HOOVER, Ala. | Welp, we're all done, heading home, and I'll be packing for vacation soon. Let's wrap up the final day here.
Ole Miss coach Hugh Freeze made his SEC Media Days debut, and the essence of his talk was that they have a lot of work ahead and not everyone is pulling in the same direction just yet.
"I've been real pleased that we have a core group of young men that are excited about change and about developing some personal accountability that will lead us out of this wilderness, so to speak."
Outside that core of excited players, not everybody in the Ole Miss locker room has gotten on the Freeze train. And he openly admitted that.
"I think we're sitting around 60 percent of our team that has bought in. I think you need to get it to about 80 percent to have a fighting chance. Hopefully we can get that done before the fall."
It's gonna be a long year in Oxford, friends.
Freeze was asked about the Egg Bowl rivalry, but he didn't really engage the way Dan Mullen does beyond pointing out that Ole Miss holds the overall series edge. My previous blog entry looked at that and the fact that Freeze is too focused on fixing the program to worry about MSU four months before they play.
"There will be a little extra incentive that week to be a little bit more energized, probably a little different feeling in your stomach, I guess," he said. "It would be hard because you feel that way in this conference every single week it seems like. Certainly I get what it means to the people there and to Rebel nation, and our kids will understand that very clearly when that time comes. Right now our focus is on other issues."
Backtracking to earlier in the day, Alabama's Nick Saban started things off and took a hard stance on scheduling and the four-team playoff. He's in favor of the SEC moving to a nine-game league schedule. "Everybody's got a self-absorbed opinion about why we shouldn't do it because maybe they won't get bowl eligible." Boom.
He was later asked about whether being a conference champion should be a criteria for making the new four-team playoff. Remember, Alabama did not win the SEC last year but won the BCS title.
"I think, to be quite honest with you, whoever's making the statements about conference champions is really making a statement against the SEC and against any league who has more than one good team who would qualify, trying to enhance the opportunity for somebody from their league to get in."
Oh snap, Jim Delany. Rebuttal?

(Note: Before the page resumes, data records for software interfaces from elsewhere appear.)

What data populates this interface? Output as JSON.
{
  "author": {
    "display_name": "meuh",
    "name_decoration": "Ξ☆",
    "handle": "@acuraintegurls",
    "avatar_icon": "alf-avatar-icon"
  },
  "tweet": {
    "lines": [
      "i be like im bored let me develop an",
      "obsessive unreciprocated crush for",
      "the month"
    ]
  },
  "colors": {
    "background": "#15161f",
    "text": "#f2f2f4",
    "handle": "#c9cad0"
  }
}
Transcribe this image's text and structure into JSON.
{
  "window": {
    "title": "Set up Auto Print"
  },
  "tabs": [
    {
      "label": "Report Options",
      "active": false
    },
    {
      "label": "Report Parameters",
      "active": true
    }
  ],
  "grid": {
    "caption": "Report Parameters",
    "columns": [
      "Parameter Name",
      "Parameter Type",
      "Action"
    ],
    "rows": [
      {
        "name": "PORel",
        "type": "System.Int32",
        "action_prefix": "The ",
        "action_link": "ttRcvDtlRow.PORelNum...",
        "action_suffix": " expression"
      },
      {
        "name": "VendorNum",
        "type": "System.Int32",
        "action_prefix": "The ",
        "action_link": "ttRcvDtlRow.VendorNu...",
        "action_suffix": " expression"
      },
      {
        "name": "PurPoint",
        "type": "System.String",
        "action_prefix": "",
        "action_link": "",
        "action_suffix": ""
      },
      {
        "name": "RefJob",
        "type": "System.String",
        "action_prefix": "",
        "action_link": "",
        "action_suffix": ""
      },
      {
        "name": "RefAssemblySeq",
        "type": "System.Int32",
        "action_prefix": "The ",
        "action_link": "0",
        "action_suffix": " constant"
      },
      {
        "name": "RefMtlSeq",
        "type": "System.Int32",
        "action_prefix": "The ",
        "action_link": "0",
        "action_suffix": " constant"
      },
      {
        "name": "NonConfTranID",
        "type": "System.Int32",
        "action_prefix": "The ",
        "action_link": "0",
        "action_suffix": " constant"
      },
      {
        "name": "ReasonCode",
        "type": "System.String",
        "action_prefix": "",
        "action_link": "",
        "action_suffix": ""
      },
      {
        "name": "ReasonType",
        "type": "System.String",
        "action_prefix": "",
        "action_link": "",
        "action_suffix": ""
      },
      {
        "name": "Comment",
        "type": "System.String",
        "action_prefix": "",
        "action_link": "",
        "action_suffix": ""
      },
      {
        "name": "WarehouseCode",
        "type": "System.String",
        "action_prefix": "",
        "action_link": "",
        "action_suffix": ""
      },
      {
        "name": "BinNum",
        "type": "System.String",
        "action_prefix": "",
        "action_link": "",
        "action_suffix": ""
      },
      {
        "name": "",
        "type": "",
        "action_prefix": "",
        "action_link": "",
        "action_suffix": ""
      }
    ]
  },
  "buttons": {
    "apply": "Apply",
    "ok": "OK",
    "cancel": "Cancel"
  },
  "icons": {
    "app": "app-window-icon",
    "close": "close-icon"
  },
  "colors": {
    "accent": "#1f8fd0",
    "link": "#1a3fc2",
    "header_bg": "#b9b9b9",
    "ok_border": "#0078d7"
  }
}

Tennessee's Derek Dooley brought a little swagger to the stage, finally matching his hair's swagger. Tennessee has notably struggled in recent years, not winning more than seven games since 2007 and was 5-7 last year.

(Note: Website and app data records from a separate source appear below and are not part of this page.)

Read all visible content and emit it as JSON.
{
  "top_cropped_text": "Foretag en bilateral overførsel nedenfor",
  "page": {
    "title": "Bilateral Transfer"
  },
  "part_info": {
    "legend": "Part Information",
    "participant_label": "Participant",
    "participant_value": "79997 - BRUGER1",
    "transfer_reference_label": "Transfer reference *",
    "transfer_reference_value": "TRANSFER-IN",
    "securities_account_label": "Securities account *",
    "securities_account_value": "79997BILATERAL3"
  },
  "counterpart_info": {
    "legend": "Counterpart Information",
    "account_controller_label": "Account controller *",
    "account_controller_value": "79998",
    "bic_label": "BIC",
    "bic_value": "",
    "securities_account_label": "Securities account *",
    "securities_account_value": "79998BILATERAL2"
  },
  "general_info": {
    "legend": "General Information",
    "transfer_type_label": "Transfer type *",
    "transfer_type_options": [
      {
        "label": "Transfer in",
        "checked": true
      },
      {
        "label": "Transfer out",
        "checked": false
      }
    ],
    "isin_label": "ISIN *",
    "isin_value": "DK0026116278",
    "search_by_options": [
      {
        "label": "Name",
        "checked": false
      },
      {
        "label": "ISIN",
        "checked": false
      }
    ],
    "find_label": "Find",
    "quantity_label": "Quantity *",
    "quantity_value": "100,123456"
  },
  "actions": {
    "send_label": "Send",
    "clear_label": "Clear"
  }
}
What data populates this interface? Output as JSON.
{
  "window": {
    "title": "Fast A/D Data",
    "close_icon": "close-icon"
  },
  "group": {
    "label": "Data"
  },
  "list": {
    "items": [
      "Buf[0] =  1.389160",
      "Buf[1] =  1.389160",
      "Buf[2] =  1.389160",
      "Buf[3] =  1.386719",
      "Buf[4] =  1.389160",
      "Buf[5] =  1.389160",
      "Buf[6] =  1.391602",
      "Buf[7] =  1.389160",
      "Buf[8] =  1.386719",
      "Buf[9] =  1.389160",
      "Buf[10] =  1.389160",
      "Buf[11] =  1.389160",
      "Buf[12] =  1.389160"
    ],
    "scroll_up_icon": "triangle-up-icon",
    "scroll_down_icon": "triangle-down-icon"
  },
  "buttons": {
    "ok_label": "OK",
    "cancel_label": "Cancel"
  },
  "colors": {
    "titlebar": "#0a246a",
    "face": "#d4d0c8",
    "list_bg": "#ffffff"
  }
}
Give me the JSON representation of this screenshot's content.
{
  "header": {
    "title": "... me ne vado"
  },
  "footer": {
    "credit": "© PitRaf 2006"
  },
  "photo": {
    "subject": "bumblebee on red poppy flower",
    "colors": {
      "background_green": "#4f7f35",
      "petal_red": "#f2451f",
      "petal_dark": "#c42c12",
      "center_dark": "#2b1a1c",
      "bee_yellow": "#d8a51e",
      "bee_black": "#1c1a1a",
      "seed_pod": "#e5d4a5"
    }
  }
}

Dooley likes what he sees in this group, though.
"I know the SEC has enjoyed taking advantage of our tough times. But there's a nice mood on our team right now that you're not going to have Tennessee to kick around any more," he said.
Future Matlock fielded only 10 questions, which might've been fewest for any coach this week, although I missed the Joker Phillips session. One question was about losing quarterback Tyler Bray and other key players to injury last season.
"Our spirit was broken," Dooley said.
The day wrapped up with Georgia's Mark Richt, who of course was asked at length about discipline issues. He recently had to boot Isaiah Crowell to the curb, Sanders Commings will serve a two-game suspension to open the season, and three other players could get benched for reportedly violating the school's drug policy.
All of this makes Steve Spurrier giggle, but Richt explained the raft of off-field incidents this way: "People are human. People make mistakes. When they do, you discipline them. … The bottom line is I love every guy on our team. Part of love is to be able to help teach them right from wrong, and when they make mistakes you discipline in hopes they become better men down the road."